The new boss is great at whipping up instant winners, but he could use a big man (or three)
Last february then Kentucky coach Tubby Smith had copies of a newspaper article about star Texas A&M guard Acie Law distributed to his players. Law explained that he hadn't initially taken to his hyperintense coach, Billy Gillispie, but that over time, he had grown to appreciate how much Gillispie had helped him improve. Two months later Gillispie was hired to replace Smith, and 6' 2" senior guard Ramel Bradley immediately recalled that article. Unlike Law, however, Bradley would quickly embrace his new coach's passion. "I just love how intense he is," he says.
The admiration is mutual. "Ramel has been fantastic in every sense of the word -- conditioning, talking, leading," Gillispie says. That bodes well for the Wildcats, who have gone nine years without a trip to the Final Four, which ties the longest drought in the program's 104-year history. Last year Bradley led Kentucky in assists and steals, and was third in scoring, but he was at times reluctant to assert himself. Now Bradley, who along with 6' 5" guard Joe Crawford is one of only two seniors on this team, spearheads a group of perimeter players who are so talented that Gillispie is considering occasionally deploying a four-guard offense.
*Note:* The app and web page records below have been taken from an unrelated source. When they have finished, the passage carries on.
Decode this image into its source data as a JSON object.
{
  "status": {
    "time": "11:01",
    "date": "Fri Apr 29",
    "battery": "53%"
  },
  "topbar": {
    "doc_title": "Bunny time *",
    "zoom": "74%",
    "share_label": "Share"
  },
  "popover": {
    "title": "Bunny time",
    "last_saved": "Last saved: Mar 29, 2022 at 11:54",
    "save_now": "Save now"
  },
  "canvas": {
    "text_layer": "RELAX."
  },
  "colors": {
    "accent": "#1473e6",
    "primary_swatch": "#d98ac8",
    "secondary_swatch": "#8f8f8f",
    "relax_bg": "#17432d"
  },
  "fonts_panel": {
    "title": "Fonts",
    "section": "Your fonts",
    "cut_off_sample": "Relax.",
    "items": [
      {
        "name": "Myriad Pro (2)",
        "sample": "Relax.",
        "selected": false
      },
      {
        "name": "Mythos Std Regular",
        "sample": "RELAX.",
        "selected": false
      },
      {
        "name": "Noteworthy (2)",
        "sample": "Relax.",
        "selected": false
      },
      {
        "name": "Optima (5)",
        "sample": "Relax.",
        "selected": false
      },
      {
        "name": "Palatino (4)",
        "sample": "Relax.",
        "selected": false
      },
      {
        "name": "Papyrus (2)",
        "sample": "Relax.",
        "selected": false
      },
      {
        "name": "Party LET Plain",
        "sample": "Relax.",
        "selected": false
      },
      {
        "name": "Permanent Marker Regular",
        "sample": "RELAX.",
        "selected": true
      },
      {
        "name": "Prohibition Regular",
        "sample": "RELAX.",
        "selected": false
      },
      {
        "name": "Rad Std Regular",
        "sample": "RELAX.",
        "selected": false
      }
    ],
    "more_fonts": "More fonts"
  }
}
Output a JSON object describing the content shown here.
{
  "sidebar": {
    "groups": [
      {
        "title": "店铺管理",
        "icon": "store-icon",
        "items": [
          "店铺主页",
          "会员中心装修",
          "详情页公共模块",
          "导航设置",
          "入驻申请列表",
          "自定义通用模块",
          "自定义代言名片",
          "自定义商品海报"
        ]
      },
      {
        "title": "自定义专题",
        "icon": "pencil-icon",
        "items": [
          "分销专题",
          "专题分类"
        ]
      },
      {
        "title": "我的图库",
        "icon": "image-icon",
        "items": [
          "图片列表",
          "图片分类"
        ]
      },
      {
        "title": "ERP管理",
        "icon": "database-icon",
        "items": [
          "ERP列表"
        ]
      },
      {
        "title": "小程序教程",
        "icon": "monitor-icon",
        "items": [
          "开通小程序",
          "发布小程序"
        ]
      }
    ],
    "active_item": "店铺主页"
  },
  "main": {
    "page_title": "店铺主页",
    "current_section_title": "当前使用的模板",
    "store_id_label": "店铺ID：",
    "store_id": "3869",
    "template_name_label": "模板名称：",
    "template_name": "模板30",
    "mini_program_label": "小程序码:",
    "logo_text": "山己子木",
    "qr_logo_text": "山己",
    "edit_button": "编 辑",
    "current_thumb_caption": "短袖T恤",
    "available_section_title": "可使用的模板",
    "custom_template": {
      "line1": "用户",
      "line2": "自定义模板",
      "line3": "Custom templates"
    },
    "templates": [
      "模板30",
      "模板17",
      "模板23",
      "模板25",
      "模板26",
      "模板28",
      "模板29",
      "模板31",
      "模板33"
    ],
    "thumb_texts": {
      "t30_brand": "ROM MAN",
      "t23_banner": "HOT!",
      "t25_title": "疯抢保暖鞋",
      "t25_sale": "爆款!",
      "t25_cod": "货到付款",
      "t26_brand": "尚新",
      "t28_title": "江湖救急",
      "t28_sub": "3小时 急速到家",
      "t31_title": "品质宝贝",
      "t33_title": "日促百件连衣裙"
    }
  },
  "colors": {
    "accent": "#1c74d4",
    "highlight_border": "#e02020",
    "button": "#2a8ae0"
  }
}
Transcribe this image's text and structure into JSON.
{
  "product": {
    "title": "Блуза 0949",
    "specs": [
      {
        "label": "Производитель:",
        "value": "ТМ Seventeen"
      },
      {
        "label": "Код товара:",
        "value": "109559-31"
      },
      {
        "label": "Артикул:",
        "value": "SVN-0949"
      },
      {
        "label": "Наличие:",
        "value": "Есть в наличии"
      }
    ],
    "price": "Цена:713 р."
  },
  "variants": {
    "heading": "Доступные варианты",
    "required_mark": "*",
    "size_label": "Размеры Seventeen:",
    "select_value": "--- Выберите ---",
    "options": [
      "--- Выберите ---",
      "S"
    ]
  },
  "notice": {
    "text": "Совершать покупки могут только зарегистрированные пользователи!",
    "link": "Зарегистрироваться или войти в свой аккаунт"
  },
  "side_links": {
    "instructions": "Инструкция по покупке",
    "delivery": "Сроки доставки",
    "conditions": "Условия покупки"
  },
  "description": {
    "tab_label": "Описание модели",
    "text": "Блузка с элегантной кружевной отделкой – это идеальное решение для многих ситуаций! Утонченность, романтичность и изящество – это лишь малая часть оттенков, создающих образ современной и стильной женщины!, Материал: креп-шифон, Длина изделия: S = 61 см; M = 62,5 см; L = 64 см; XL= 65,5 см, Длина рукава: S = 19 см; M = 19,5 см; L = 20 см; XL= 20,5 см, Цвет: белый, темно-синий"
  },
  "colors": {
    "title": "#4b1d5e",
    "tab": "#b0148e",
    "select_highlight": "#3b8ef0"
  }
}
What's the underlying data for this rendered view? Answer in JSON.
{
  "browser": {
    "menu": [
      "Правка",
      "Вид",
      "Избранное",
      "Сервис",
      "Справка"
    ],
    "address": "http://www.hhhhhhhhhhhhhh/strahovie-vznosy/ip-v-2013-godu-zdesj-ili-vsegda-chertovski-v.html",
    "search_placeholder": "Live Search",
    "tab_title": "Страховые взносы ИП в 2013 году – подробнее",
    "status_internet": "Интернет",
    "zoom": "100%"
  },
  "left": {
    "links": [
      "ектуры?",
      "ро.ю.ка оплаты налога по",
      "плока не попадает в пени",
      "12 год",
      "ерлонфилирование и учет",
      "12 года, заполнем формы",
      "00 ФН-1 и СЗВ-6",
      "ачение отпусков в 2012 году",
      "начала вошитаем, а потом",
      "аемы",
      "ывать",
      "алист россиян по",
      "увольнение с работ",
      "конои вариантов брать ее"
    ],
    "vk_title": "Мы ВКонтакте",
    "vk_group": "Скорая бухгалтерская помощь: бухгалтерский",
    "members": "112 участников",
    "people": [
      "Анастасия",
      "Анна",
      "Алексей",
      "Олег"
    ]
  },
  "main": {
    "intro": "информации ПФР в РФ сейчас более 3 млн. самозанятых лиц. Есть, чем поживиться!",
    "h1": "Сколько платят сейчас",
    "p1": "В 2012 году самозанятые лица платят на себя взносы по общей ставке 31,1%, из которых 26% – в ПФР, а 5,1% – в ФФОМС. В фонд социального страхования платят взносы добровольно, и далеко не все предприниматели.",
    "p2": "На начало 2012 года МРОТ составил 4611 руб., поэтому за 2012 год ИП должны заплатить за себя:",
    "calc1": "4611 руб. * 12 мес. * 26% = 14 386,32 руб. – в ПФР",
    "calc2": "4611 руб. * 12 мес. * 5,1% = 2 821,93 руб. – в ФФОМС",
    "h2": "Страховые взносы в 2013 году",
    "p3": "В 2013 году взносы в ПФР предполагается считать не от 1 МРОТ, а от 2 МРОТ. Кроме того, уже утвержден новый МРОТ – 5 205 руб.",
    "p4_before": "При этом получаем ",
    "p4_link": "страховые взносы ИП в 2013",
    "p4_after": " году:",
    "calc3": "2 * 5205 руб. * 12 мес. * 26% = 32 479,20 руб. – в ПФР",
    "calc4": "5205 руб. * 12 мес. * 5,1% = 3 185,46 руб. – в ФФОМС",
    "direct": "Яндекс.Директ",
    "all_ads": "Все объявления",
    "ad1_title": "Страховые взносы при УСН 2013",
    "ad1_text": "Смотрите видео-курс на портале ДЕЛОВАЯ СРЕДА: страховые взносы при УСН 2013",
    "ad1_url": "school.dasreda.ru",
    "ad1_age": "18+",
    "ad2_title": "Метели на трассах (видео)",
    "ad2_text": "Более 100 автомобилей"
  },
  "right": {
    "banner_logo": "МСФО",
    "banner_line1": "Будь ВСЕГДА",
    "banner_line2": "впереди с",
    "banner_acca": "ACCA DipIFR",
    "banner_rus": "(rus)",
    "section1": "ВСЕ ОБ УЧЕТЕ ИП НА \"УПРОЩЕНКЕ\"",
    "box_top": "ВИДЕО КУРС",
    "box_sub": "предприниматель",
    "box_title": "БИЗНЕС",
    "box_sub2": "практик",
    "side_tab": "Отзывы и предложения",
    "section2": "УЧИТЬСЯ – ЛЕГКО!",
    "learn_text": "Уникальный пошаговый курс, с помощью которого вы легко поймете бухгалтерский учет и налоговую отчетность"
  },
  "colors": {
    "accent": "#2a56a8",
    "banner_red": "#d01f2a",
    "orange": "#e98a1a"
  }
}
As rich as Kentucky is in backcourt firepower, it is equally poor in frontcourt depth. The Wildcats' success will largely depend on how quickly freshman Patrick Patterson, a 6' 9" McDonald's All-American from Huntington (W.Va.) High, adjusts to the college game. With last year's leading scorer and rebounder, 6' 11" center Randolph Morris, in the NBA, Patterson is the team's lone imposing post presence.
Still, there are enough ingredients for Gillispie to whip up his customary short-order success. He is the only man who has led different schools (UTEP in 2004 and Texas A&M in '05) to the nation's most improved record in consecutive years. Bradley can warn his new coach, though, that the Lone Star State isn't even close to the Bluegrass in hoops frenzy. "The expectations at Kentucky are the highest in the whole country," he says -- and Wildcats supporters are simply salivating to see how well he and Gillispie can cook. -- Seth Davis
Issue date: November 19, 2007